Every entry below should be printed again exactly as it reads.

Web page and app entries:
>>>
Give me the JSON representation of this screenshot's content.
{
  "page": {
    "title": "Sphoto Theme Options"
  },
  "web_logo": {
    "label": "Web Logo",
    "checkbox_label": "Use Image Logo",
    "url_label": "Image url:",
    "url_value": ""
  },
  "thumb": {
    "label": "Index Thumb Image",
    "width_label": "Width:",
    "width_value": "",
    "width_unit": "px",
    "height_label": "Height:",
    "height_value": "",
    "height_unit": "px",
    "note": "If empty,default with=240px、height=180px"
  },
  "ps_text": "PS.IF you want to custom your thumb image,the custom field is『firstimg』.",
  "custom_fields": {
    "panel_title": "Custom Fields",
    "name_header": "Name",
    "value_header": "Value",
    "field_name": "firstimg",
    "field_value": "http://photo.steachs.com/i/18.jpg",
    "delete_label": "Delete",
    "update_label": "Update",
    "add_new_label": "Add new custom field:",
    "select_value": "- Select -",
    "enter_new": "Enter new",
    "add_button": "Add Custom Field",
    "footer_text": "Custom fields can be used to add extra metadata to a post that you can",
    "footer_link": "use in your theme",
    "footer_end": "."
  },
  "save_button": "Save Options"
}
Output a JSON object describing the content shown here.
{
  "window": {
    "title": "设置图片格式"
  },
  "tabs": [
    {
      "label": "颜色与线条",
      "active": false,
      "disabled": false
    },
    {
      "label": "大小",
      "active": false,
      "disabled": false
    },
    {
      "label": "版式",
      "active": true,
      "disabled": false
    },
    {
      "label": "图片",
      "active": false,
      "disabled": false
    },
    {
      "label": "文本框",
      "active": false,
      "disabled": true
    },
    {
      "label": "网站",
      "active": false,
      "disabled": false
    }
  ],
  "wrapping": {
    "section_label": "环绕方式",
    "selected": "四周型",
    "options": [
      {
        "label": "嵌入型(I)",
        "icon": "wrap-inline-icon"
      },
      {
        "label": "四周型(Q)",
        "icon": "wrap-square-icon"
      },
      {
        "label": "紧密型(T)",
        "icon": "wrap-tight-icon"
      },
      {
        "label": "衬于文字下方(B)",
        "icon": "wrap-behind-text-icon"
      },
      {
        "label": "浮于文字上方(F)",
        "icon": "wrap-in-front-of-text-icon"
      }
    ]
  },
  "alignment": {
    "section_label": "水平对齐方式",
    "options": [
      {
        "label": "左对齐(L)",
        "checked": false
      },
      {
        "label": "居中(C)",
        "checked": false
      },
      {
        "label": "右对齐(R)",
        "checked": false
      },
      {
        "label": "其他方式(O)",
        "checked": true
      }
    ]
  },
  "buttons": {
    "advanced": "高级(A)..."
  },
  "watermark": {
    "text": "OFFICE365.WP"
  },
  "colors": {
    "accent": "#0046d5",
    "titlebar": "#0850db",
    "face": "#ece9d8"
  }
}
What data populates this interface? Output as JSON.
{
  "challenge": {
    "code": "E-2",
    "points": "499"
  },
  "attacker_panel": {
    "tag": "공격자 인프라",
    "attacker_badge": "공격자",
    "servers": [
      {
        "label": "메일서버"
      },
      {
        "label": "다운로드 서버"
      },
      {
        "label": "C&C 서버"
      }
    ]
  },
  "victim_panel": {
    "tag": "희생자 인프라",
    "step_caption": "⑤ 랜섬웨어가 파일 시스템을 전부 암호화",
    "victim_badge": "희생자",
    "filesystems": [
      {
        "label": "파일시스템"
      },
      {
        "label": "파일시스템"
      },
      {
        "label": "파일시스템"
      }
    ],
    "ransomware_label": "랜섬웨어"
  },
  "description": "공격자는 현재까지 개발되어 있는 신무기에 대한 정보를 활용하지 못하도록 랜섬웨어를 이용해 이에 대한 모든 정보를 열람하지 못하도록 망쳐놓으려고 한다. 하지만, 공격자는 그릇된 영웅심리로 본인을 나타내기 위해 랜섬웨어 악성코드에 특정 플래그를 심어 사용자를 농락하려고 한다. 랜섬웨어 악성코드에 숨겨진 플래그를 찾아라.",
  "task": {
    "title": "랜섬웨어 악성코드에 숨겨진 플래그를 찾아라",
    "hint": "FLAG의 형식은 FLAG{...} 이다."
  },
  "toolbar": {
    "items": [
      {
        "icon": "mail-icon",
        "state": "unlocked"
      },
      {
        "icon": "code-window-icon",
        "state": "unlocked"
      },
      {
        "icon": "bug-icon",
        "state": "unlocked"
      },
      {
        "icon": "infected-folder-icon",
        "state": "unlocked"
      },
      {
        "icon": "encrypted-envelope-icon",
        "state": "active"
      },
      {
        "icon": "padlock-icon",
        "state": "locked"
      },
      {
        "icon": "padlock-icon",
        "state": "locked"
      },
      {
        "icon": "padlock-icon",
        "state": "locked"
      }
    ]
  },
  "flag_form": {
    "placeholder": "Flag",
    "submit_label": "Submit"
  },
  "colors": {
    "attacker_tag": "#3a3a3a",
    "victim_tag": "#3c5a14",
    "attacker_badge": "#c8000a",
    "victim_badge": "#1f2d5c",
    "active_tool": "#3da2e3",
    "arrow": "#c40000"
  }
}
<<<
WORKED SOLUTION:
Give me the JSON representation of this screenshot's content.
{
  "page": {
    "title": "Sphoto Theme Options"
  },
  "web_logo": {
    "label": "Web Logo",
    "checkbox_label": "Use Image Logo",
    "url_label": "Image url:",
    "url_value": ""
  },
  "thumb": {
    "label": "Index Thumb Image",
    "width_label": "Width:",
    "width_value": "",
    "width_unit": "px",
    "height_label": "Height:",
    "height_value": "",
    "height_unit": "px",
    "note": "If empty,default with=240px、height=180px"
  },
  "ps_text": "PS.IF you want to custom your thumb image,the custom field is『firstimg』.",
  "custom_fields": {
    "panel_title": "Custom Fields",
    "name_header": "Name",
    "value_header": "Value",
    "field_name": "firstimg",
    "field_value": "http://photo.steachs.com/i/18.jpg",
    "delete_label": "Delete",
    "update_label": "Update",
    "add_new_label": "Add new custom field:",
    "select_value": "- Select -",
    "enter_new": "Enter new",
    "add_button": "Add Custom Field",
    "footer_text": "Custom fields can be used to add extra metadata to a post that you can",
    "footer_link": "use in your theme",
    "footer_end": "."
  },
  "save_button": "Save Options"
}
Output a JSON object describing the content shown here.
{
  "window": {
    "title": "设置图片格式"
  },
  "tabs": [
    {
      "label": "颜色与线条",
      "active": false,
      "disabled": false
    },
    {
      "label": "大小",
      "active": false,
      "disabled": false
    },
    {
      "label": "版式",
      "active": true,
      "disabled": false
    },
    {
      "label": "图片",
      "active": false,
      "disabled": false
    },
    {
      "label": "文本框",
      "active": false,
      "disabled": true
    },
    {
      "label": "网站",
      "active": false,
      "disabled": false
    }
  ],
  "wrapping": {
    "section_label": "环绕方式",
    "selected": "四周型",
    "options": [
      {
        "label": "嵌入型(I)",
        "icon": "wrap-inline-icon"
      },
      {
        "label": "四周型(Q)",
        "icon": "wrap-square-icon"
      },
      {
        "label": "紧密型(T)",
        "icon": "wrap-tight-icon"
      },
      {
        "label": "衬于文字下方(B)",
        "icon": "wrap-behind-text-icon"
      },
      {
        "label": "浮于文字上方(F)",
        "icon": "wrap-in-front-of-text-icon"
      }
    ]
  },
  "alignment": {
    "section_label": "水平对齐方式",
    "options": [
      {
        "label": "左对齐(L)",
        "checked": false
      },
      {
        "label": "居中(C)",
        "checked": false
      },
      {
        "label": "右对齐(R)",
        "checked": false
      },
      {
        "label": "其他方式(O)",
        "checked": true
      }
    ]
  },
  "buttons": {
    "advanced": "高级(A)..."
  },
  "watermark": {
    "text": "OFFICE365.WP"
  },
  "colors": {
    "accent": "#0046d5",
    "titlebar": "#0850db",
    "face": "#ece9d8"
  }
}
What data populates this interface? Output as JSON.
{
  "challenge": {
    "code": "E-2",
    "points": "499"
  },
  "attacker_panel": {
    "tag": "공격자 인프라",
    "attacker_badge": "공격자",
    "servers": [
      {
        "label": "메일서버"
      },
      {
        "label": "다운로드 서버"
      },
      {
        "label": "C&C 서버"
      }
    ]
  },
  "victim_panel": {
    "tag": "희생자 인프라",
    "step_caption": "⑤ 랜섬웨어가 파일 시스템을 전부 암호화",
    "victim_badge": "희생자",
    "filesystems": [
      {
        "label": "파일시스템"
      },
      {
        "label": "파일시스템"
      },
      {
        "label": "파일시스템"
      }
    ],
    "ransomware_label": "랜섬웨어"
  },
  "description": "공격자는 현재까지 개발되어 있는 신무기에 대한 정보를 활용하지 못하도록 랜섬웨어를 이용해 이에 대한 모든 정보를 열람하지 못하도록 망쳐놓으려고 한다. 하지만, 공격자는 그릇된 영웅심리로 본인을 나타내기 위해 랜섬웨어 악성코드에 특정 플래그를 심어 사용자를 농락하려고 한다. 랜섬웨어 악성코드에 숨겨진 플래그를 찾아라.",
  "task": {
    "title": "랜섬웨어 악성코드에 숨겨진 플래그를 찾아라",
    "hint": "FLAG의 형식은 FLAG{...} 이다."
  },
  "toolbar": {
    "items": [
      {
        "icon": "mail-icon",
        "state": "unlocked"
      },
      {
        "icon": "code-window-icon",
        "state": "unlocked"
      },
      {
        "icon": "bug-icon",
        "state": "unlocked"
      },
      {
        "icon": "infected-folder-icon",
        "state": "unlocked"
      },
      {
        "icon": "encrypted-envelope-icon",
        "state": "active"
      },
      {
        "icon": "padlock-icon",
        "state": "locked"
      },
      {
        "icon": "padlock-icon",
        "state": "locked"
      },
      {
        "icon": "padlock-icon",
        "state": "locked"
      }
    ]
  },
  "flag_form": {
    "placeholder": "Flag",
    "submit_label": "Submit"
  },
  "colors": {
    "attacker_tag": "#3a3a3a",
    "victim_tag": "#3c5a14",
    "attacker_badge": "#c8000a",
    "victim_badge": "#1f2d5c",
    "active_tool": "#3da2e3",
    "arrow": "#c40000"
  }
}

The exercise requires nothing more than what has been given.